Coaxing and Seducing
- Lucretius: ‘On the Nature of the Universe’ translated by Ronald Melville
Oxford, 275 pp, £45.00, November 1998, ISBN 0 19 815097 0
Lucretius is unique among the great poets of the world – and he ranks with the greatest – in having failed completely in his central purpose not only in his own time but ever since. For he is an evangelist, and his aim is to save us; unmistakably, he is a man who has been through a conversion experience, and he now wants to convert us, too. If we will only accept the truth of the philosophy of Epicurus, and live in accordance with its precepts, we shall be freed from the fear of death – indeed, death will become a matter of indifference to us – and enjoy a life worthy of the gods.
Lucretius’ single poem, De Rerum Natura, which can be translated ‘On the Nature of Things’ or (as it is here) ‘On the Nature of the Universe’, may well be thought the best philosophy in classical Latin, superior to Cicero or Seneca in intellectual seriousness and sustained power of argument. Yet Cicero, who greatly admired him as a poet, never mentions him as a philosopher, and Seneca is equally neglectful. Ironically, the one person anywhere near his own time who praises him as a philosopher is a poet – Virgil. In an eloquent tribute in the second book of the Georgics, Virgil celebrates Lucretius as the man with intellectual grasp, the one who has been able to penetrate, to understand. But then Virgil had read him more acutely and more intently than anyone had done: the Georgics as a whole is saturated in Lucretius’ influence.

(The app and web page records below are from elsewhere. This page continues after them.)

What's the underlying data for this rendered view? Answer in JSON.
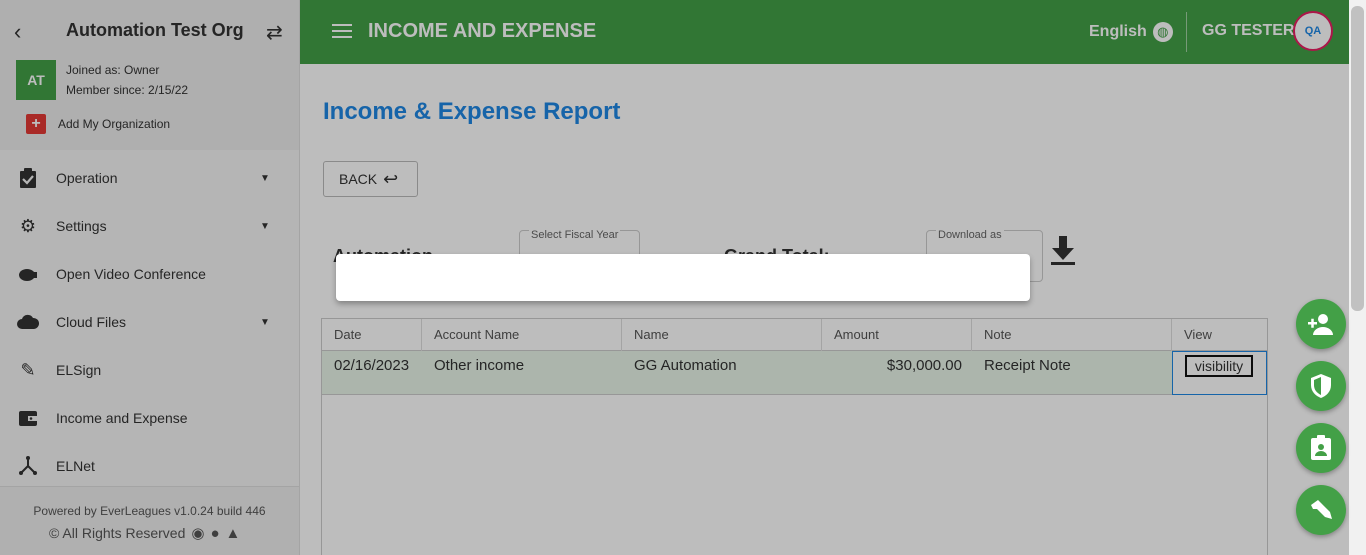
{
  "sidebar": {
    "org_title": "Automation Test Org",
    "avatar_initials": "AT",
    "joined_as": "Joined as: Owner",
    "member_since": "Member since: 2/15/22",
    "add_org_label": "Add My Organization",
    "items": [
      {
        "label": "Operation",
        "icon": "clipboard-check-icon",
        "has_caret": true
      },
      {
        "label": "Settings",
        "icon": "gear-icon",
        "has_caret": true
      },
      {
        "label": "Open Video Conference",
        "icon": "video-icon",
        "has_caret": false
      },
      {
        "label": "Cloud Files",
        "icon": "cloud-icon",
        "has_caret": true
      },
      {
        "label": "ELSign",
        "icon": "pencil-icon",
        "has_caret": false
      },
      {
        "label": "Income and Expense",
        "icon": "wallet-icon",
        "has_caret": false
      },
      {
        "label": "ELNet",
        "icon": "network-icon",
        "has_caret": false
      }
    ],
    "footer": {
      "powered_by": "Powered by EverLeagues v1.0.24 build 446",
      "rights": "© All Rights Reserved"
    }
  },
  "appbar": {
    "title": "INCOME AND EXPENSE",
    "language": "English",
    "user_name": "GG TESTER",
    "user_avatar_text": "QA",
    "color": "#43a047"
  },
  "main": {
    "page_title": "Income & Expense Report",
    "back_button": "BACK",
    "org_label_partial": "Automation",
    "fiscal_year_label": "Select Fiscal Year",
    "grand_total_partial": "Grand Total:",
    "download_label": "Download as",
    "table": {
      "headers": [
        "Date",
        "Account Name",
        "Name",
        "Amount",
        "Note",
        "View"
      ],
      "rows": [
        {
          "date": "02/16/2023",
          "account": "Other income",
          "name": "GG Automation",
          "amount": "$30,000.00",
          "note": "Receipt Note",
          "view": "visibility"
        }
      ]
    }
  },
  "colors": {
    "accent": "#43a047",
    "title_blue": "#1e88e5",
    "row_highlight": "#e8f5e9"
  }
}
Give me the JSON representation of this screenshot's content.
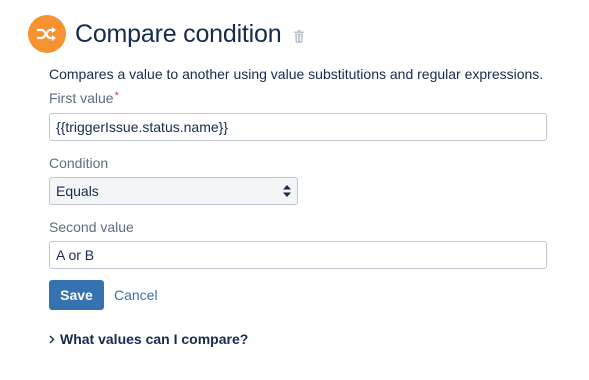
{
  "header": {
    "title": "Compare condition",
    "icon": "shuffle-icon",
    "delete_icon": "trash-icon"
  },
  "description": "Compares a value to another using value substitutions and regular expressions.",
  "form": {
    "first_value": {
      "label": "First value",
      "required_marker": "*",
      "value": "{{triggerIssue.status.name}}"
    },
    "condition": {
      "label": "Condition",
      "selected": "Equals"
    },
    "second_value": {
      "label": "Second value",
      "value": "A or B"
    }
  },
  "actions": {
    "save_label": "Save",
    "cancel_label": "Cancel"
  },
  "help": {
    "expander_label": "What values can I compare?",
    "chevron_icon": "chevron-right-icon"
  },
  "colors": {
    "accent_orange": "#f79232",
    "primary_blue": "#3572b0",
    "required_red": "#d04437",
    "text": "#172b4d",
    "muted_text": "#5e6c84"
  }
}
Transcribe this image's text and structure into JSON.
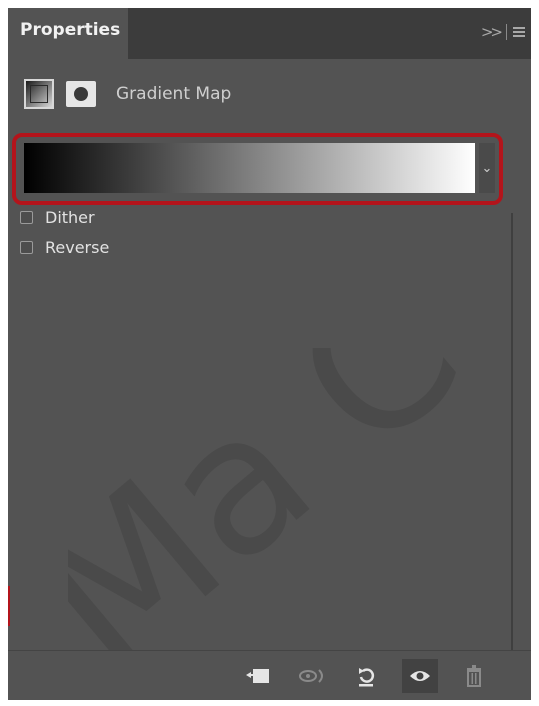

Why was philosophy of such quality, presented in such magnificent dress, so entirely neglected as philosophy? The obvious answer seems to be: because it was written in verse. If a philosopher today were to submit an article to a learned journal written in blank verse or heroic couplets, we should think them ready for the funny farm. In the Rome of the first century BC serious philosophy in verse, if not quite as bizarre as it would be now, was none the less markedly eccentric. Back in fifth-century Greece, four hundred years before Lucretius, it was still possible to compose philosophy in verse: Empedocles, much admired by Lucretius, and Parmenides had done so. But by the end of that century it had become clear that prose was the natural medium for history, philosophy and science, and that view has been sustained ever since. Almost all didactic poetry is therefore pseudo-didactic. This was already true in the third and second centuries BC. If you really wanted to know about astronomy, did you consult Aratus’ poem, the Phaenomena? No, you read the prose treatise of Eudoxus. If you were bitten by a snake, did you take the Theriaca of Nicander from the shelf and search for a remedy in his polished hexameters? No, you called a doctor. No one supposes that Virgil’s Georgics is the handbook for farmers that it purports to be; alone among didactic poets, Virgil sought to rival Lucretius in passion, seriousness and moral vision, but since he was not deeply implicated in his subject in the way that Lucretius was, he had to achieve that moral seriousness by other means.